The point I’m making is simply this: the transition between faraway houses wasn’t easy, nor smooth, by a long shot. My poor stepmother still remembers finding my diary the first week of that unhappy summer I was nine. I’d been lying under the dining room table, crying in secret and scrawling “I want to go home, I hate it here, I hate them all, I miss mommy, I miss daddy, I miss everyone, I don’t like it here” and so forth–I remember feeling guilty even as I wrote, knowing it wasn’t fair to my father and stepmother, and also knowing it wasn’t precisely true. Was it something about being nine years old, was it because I was sad to miss my brother’s birth, was it something else? I honestly don’t know. I still have the diary in question, but it’s not the most coherent document. My stepmother has told me that reading it made her feel terrible, that she thought maybe I’d left it out on purpose (I didn’t, unless it was subconscious), and that she felt sad because, as she says, “We were trying so hard to make you feel at home.”
Which I know now, and which I think I even knew then, though it didn’t make the homesickness go away. Sometimes there’s nothing for a difficult transition, but to grit your teeth, cry in your bed, scribble mean thoughts in your diary, and wait for the sadness to pass.
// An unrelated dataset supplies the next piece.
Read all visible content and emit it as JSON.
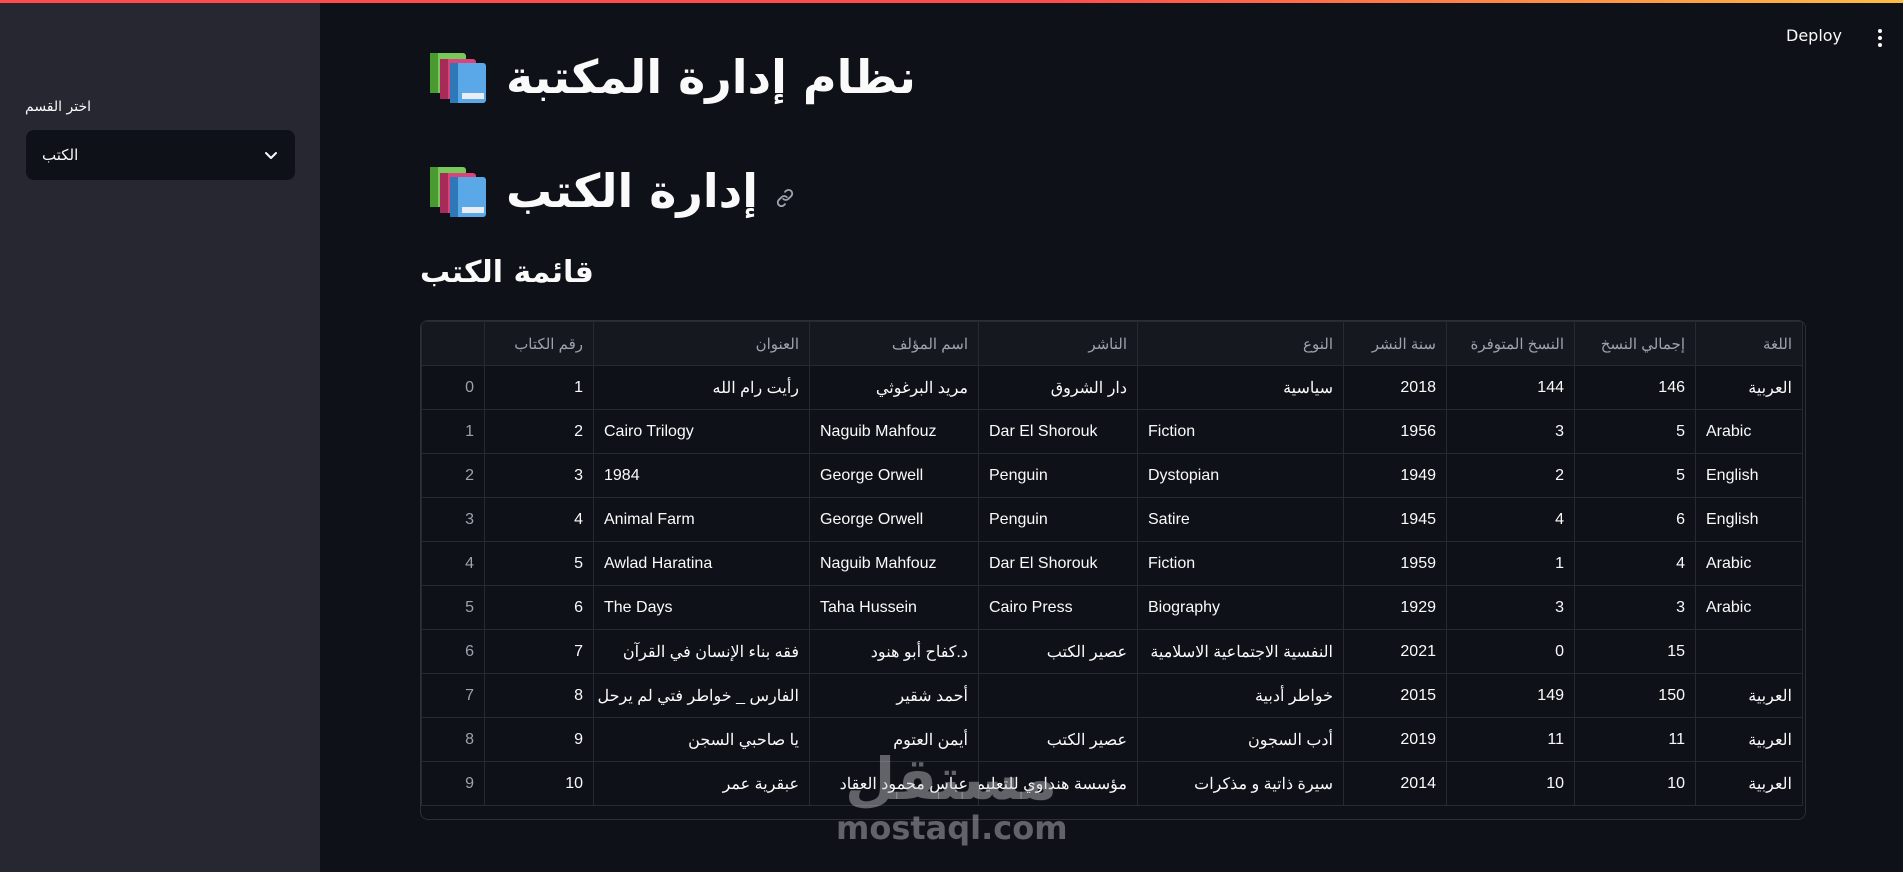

I’ve thought about that summer a lot these past few years, watching my kids adapt (not just to the divorce, but also to my boyfriend and his kids), and watching his kids adapt to us. I’ve seen my kids warm up to my ex-husband’s first post-marital girlfriend and then miss her when they broke up after a year; I’ve then watched them warm up to his second post-marital girlfriend, who seems quite lovely and is still in the picture. Will they get married? Will they have babies? I wonder sometimes. I know that if they did, both my children would be thrilled.
Still, you can be thrilled to have a new sibling, and yet suffer through some crushingly lonesome weeks like I did the summer I was nine years old. Was that sad summer inevitable? What could my parents and grandparents and stepparents have done to make it easier? Nothing, I suppose.
The summer I was nine, I think I figured this important lesson out: You play the cards you’re dealt. Being a kid means you’re at the whim of the grownups who take care of you. And if you get a bunch of extra siblings whom you love, and if you get stepparents and step-grandparents and bonus aunts and uncles and cousins as well, your life is bound to be enriched. Mine was. Those bad days spent hiding with my diary under the table were really just blips on the screen. Necessary blips, but nothing worth fretting about in the long run, since the big picture was–really and truly–quite wonderful indeed.
(And now, for something completely different: If you could click over to Irretrievably Broken, and leave a comment on this particular post, (and tweet and retweet et cetera as you see fit) I’d be most grateful. It’s not too late–I’ll close comments when I’m no longer trying to rack up comments, the better to impress potential editors. Thank you, so much, in advance. Here’s the link.)